Talking Breast Cancer

Dr Elizabeth
3 min readOct 11, 2021

As the nights draw in and the days are getting cooler not only is this the month that the clocks fall back and in the United Kingdom we lose an hour, It’s halloween with odd shaped pumpkins and turnips for lanterns. Before you clad yourself in fancy dress get your fingers working and check your breasts. After all it’s October — Breast Cancer Awareness Month.

What’s the fuss I hear you say?

In 2020, there were 2.3 million women diagnosed with breast cancer and 685,000 deaths globally.

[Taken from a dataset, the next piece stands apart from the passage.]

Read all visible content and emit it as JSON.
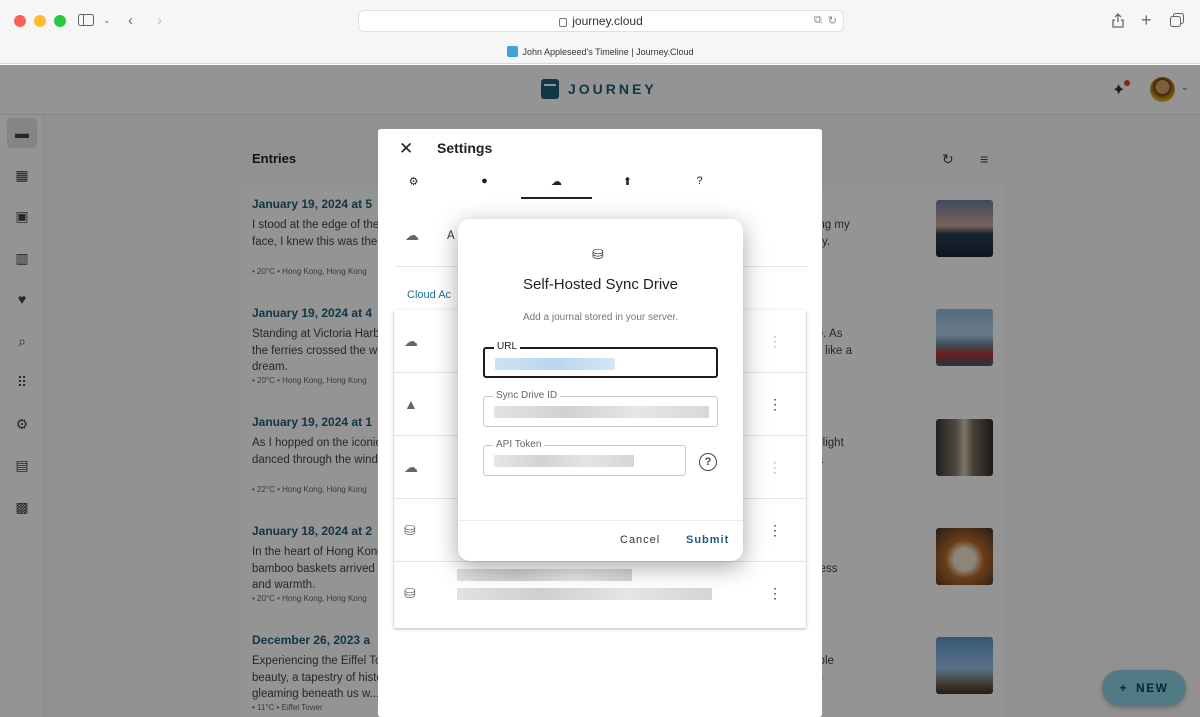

.At the end of 2020 worldwide there were 7.8 million women alive who were diagnosed with breast cancer over the past five years.

When I was 23 years of age I had an inward nipple and discharge coming from it. My breast just looked “odd” compared to the other one. I had two children, my youngest son was 6 months old. My husband nagged me to go to the doctor and get it checked it which I did. Very quickly I was referred to the hospital, scanned and had surgery. I’m 55 years of age now and so glad I went to see the medics.

Looking back, things moved quickly everything felt like a whirlwind. The staff at the hospital in Edinburgh, Scotland UK were outstanding, nurses answering questions and alleviating my fears. My surgeon Micheal Dixon was an absolute angel of a man. I felt safe in his hands. My family in particular my husband were very supportive. I remember after my surgery my hubby and my eldest sister Helen coming home with a couple of zebra finch for me. We named them George and Mildred after a couple in sit com. The love of my family and the birds well and truly helped with my recovery. The truth was I was scared and emotional. At times I was putting on a brave face, trying to live life as a wife, Mum and daughter. Look after my very young children and live life as normal as we knew it was difficult however looking at the two beautiful boys that we had together, the very happy marriage and the amazing parents that brought me into the world I had everything to live for.

Here in the UK the NHS offer a fabulous screening Programme and there are countless publications widely available as well as dedicated breast charities to encourage people to be self aware, less embarrassed and make sure they know how to perform a self examination and know signs and symptoms to look out for. Please remember changes happen for many different reasons and most lumps are not cancer. However, it is best to get anything that is new, different or worrying you checked…

Dr Elizabeth

Medical writer & editor. Love, my family, my labradors & life itself. Passionate writer, photographer. Health blogger. Phd Health Economics.